EPIPLURIRETRO aimed to learn more on the regulation and impact of new L1 insertions in pluripotent genomes. Our research has revealed the presence of an active battle between LINEs and our pluripotent genome, and we have characterized a new pathway that sense new L1 insertions and epigenetically silence the new L1, to avoid further rounds of mobilization. Using a combination of genomic, genetic and biochemical methods, we have analysed how this L1-silencing works, which reveal a bi-modal recognition system to silence L1 insertions: initiation and maintenance. Furthermore, we have identified new genes that specifically control L1 expression in our pluripotent cells, which in essence form part of the ongoing battle between active LINE-1s and our heritable genome.
Beside the characterization of the L1-silencing pathway in pluripotent cells, within EPIPLURIRETRO we have dissected whether epigenetic modifications linked to new L1 insertions can have a phenotypic impact in cells carrying new silenced L1 insertions. To do that, we have developed new systems to study the mobilization of LINE-1s in cultured cells, allowing generating tag and untagged L1 insertions using DNA recombination. Notably, the untagged new L1 insertions are very similar to endogenous L1 insertions, which has allowed us to infer the phenotypic impact of epigenetic alterations induced by the new L1 insertion in the insertion site of pluripotent cells. Using chromatin immunoprecipitation (ChIP) and other molecular methods, we have demonstrated that, occasionally, a new L1 insertion can be mutagenic because the epigenetic modifications induced by the new L1 insertion in pluripotent cells can spread to the flanking genome of the cell with the new L1 insertion.

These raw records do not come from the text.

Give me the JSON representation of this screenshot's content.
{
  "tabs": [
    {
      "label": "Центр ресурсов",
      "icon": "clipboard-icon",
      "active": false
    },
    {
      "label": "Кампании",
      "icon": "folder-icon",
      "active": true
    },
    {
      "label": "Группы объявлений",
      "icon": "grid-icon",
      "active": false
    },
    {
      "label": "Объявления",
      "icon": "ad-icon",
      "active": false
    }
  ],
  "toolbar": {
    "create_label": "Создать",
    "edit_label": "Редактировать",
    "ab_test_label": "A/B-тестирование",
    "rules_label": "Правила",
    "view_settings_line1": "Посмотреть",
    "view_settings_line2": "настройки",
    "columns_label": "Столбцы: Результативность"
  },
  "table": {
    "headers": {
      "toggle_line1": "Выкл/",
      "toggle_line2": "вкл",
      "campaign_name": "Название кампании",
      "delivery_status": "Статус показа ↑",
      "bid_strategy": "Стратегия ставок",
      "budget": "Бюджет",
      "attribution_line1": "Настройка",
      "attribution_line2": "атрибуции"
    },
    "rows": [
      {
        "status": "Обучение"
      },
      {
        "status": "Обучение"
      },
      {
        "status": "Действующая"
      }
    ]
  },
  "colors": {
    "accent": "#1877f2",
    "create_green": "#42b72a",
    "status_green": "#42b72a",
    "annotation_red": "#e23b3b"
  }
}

Thus, these data revealed that new L1 insertions in pluripotent cells could act as epimutagens, which is a new concept in human biology.